=== TASK ===
Wherever a line of the records contains "image", copy that line.
(SUPPLIED DATA begins)
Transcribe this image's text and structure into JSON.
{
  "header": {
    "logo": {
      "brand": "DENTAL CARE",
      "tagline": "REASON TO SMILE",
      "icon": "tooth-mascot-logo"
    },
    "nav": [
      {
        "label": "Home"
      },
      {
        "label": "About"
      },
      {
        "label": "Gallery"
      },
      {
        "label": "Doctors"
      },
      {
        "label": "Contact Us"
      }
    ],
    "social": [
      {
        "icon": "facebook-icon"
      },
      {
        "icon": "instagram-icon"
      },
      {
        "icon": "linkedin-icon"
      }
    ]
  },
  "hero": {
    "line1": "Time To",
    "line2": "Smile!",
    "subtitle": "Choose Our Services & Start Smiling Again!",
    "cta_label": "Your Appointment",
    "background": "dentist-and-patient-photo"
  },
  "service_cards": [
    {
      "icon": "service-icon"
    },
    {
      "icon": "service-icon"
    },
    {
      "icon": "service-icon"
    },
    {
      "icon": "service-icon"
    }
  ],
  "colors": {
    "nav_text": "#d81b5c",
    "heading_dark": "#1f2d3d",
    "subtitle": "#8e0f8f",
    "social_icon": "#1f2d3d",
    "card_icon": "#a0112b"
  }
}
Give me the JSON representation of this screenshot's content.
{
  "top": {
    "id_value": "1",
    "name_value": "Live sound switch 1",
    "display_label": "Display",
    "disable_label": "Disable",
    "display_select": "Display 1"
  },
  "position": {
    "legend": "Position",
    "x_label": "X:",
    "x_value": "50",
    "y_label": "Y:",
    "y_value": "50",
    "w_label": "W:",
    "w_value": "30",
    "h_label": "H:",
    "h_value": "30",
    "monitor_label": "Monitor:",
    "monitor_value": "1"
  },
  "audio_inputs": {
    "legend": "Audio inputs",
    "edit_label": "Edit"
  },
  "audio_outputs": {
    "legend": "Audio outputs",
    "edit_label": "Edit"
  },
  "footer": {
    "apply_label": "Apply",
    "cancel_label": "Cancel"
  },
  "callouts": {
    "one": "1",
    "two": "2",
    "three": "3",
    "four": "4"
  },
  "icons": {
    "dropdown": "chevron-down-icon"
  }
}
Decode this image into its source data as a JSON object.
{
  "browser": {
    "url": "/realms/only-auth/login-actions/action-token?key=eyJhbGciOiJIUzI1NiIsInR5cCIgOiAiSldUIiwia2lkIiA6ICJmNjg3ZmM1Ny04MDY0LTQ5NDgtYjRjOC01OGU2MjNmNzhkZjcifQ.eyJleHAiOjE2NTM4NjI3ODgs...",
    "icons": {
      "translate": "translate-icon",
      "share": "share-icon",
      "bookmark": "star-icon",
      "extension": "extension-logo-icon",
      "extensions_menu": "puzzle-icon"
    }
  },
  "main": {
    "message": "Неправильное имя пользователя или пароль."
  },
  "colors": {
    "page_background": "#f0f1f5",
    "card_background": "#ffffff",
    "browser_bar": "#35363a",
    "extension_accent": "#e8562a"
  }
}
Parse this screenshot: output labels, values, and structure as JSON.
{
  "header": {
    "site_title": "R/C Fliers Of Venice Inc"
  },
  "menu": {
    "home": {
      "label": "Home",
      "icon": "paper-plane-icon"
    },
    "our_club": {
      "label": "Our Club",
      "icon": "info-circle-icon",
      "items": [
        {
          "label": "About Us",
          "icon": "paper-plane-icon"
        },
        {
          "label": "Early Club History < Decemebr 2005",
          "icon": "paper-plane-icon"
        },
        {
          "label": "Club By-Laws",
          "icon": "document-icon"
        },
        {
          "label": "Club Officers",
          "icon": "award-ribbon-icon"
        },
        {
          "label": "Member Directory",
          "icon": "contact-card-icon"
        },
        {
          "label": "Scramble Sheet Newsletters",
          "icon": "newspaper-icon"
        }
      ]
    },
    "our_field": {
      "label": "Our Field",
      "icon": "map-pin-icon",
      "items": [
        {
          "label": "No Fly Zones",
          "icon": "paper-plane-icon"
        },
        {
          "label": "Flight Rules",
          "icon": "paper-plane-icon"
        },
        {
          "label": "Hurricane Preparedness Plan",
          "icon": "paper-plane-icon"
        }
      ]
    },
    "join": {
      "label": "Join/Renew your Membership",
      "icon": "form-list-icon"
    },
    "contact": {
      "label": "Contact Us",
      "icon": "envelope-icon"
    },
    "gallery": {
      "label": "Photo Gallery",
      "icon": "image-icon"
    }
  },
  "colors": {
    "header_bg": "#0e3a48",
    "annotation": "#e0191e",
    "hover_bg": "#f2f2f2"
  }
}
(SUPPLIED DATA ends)
=== PROBLEM SOLUTION ===
Transcribe this image's text and structure into JSON.
Decode this image into its source data as a JSON object.
      "icon": "image-icon"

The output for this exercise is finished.